> **Required work**
Every line in the entries that holds the word "success" counts toward the answer, which should be a single number.

[Records contained in a dataset]
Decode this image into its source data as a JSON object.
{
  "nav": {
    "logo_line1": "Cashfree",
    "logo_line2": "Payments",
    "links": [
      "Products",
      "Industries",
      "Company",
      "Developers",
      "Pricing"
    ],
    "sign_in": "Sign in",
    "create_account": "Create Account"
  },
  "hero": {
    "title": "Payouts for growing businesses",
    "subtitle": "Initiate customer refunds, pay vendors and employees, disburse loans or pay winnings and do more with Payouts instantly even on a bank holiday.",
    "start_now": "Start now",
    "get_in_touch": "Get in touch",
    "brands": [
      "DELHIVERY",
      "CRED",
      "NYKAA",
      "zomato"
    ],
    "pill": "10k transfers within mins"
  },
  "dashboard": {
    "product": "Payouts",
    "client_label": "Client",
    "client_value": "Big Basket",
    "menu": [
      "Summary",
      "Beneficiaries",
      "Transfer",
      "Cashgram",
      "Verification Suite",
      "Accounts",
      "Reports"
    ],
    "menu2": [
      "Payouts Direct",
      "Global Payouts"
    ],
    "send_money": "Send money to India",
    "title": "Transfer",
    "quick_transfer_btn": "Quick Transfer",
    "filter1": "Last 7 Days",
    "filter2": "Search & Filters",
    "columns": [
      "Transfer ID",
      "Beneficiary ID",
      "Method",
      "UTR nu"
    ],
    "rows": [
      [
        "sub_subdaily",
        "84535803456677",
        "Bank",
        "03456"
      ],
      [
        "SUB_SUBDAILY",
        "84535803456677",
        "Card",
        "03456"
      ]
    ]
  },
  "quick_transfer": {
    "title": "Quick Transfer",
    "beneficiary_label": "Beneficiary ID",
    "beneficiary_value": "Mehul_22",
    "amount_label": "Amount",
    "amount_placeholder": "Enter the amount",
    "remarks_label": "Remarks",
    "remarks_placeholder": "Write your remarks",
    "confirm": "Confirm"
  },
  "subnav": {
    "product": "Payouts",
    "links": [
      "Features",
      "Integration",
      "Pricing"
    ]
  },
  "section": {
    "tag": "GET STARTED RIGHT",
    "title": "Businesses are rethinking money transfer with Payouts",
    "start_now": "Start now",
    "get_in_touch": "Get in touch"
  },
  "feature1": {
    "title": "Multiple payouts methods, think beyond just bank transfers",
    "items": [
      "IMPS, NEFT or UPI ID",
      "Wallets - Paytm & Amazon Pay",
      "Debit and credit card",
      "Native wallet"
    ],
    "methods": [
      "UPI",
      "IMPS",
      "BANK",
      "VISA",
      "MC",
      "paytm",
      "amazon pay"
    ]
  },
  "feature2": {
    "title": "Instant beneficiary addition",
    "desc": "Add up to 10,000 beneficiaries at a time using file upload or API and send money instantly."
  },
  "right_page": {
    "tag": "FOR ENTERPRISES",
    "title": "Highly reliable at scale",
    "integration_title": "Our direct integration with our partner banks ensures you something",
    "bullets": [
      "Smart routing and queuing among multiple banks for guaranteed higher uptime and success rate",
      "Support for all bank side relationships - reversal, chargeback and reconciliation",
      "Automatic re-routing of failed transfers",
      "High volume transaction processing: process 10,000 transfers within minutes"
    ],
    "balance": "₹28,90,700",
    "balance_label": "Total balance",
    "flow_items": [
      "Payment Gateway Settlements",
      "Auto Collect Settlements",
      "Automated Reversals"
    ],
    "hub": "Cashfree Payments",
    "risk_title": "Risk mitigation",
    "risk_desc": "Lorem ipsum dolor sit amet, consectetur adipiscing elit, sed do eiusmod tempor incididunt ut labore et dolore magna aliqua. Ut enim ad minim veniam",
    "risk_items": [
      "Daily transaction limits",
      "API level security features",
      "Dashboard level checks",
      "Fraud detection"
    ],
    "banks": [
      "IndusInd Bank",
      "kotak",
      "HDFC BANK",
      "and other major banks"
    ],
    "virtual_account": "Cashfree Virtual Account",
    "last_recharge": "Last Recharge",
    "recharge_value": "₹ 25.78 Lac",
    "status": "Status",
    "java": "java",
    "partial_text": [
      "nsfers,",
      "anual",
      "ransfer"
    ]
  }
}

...

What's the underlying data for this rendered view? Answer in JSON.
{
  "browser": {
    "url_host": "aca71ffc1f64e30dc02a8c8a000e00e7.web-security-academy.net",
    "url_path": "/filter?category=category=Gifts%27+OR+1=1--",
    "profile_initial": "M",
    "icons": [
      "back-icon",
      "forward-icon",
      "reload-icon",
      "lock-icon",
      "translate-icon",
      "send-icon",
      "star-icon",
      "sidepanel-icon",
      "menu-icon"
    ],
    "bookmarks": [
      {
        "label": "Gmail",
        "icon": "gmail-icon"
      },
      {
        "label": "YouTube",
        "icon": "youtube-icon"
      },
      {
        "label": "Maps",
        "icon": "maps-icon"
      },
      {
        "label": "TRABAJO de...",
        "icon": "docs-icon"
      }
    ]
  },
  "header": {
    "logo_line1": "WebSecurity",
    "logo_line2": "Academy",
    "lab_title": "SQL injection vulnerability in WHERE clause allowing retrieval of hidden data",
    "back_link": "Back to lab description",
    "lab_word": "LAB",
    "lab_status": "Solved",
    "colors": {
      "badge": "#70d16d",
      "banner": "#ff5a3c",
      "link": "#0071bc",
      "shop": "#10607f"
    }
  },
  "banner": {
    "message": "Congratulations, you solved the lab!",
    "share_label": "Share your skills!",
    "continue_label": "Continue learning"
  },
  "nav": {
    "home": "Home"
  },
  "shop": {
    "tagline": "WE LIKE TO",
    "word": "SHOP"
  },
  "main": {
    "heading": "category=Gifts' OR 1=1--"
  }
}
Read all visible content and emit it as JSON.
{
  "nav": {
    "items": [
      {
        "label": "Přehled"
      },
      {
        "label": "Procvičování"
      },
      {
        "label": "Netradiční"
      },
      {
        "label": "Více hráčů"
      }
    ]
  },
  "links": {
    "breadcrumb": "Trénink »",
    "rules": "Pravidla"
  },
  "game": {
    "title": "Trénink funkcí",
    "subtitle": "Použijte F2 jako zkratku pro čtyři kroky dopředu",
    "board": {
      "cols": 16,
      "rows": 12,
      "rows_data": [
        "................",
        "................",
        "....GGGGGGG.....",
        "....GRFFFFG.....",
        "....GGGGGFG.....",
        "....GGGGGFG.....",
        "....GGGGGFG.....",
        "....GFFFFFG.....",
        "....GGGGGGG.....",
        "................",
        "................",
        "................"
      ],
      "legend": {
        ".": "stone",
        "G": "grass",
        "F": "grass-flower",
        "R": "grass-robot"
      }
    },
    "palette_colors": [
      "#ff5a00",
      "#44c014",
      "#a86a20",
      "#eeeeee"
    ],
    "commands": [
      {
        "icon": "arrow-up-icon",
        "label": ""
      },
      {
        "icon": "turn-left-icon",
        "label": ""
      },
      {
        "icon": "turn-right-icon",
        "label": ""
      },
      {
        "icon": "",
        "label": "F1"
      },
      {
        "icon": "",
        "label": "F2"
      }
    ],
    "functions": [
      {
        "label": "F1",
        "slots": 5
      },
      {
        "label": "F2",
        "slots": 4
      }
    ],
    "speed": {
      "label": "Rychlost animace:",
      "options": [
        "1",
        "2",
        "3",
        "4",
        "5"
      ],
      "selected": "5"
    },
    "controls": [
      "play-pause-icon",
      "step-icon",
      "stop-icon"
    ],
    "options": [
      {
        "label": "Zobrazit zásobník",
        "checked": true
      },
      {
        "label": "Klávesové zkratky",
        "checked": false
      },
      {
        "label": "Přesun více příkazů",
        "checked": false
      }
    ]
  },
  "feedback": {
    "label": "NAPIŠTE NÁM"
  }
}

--

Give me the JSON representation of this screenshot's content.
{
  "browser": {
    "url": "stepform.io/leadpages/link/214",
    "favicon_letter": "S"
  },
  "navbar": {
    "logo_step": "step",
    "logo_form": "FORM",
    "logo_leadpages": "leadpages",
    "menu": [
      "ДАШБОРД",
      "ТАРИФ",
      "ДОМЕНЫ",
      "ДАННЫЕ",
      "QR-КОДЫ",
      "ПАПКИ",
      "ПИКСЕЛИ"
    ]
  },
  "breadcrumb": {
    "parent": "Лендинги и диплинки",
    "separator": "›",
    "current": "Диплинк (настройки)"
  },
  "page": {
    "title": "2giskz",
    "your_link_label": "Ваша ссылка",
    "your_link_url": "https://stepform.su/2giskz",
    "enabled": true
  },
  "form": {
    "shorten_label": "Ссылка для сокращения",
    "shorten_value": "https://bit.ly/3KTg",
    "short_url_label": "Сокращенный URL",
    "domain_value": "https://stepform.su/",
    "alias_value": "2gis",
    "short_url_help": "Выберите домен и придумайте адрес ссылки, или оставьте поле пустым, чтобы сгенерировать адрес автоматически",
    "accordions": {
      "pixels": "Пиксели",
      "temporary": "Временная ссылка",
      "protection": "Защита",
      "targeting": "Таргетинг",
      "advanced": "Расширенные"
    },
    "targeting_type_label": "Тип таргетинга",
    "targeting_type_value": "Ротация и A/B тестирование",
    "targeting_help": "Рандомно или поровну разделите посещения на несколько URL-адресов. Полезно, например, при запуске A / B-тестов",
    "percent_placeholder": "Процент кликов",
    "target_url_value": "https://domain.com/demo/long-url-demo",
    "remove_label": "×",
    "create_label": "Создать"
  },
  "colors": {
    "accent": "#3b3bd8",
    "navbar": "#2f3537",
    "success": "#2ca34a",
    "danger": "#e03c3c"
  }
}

> **Solution to the exercise**
2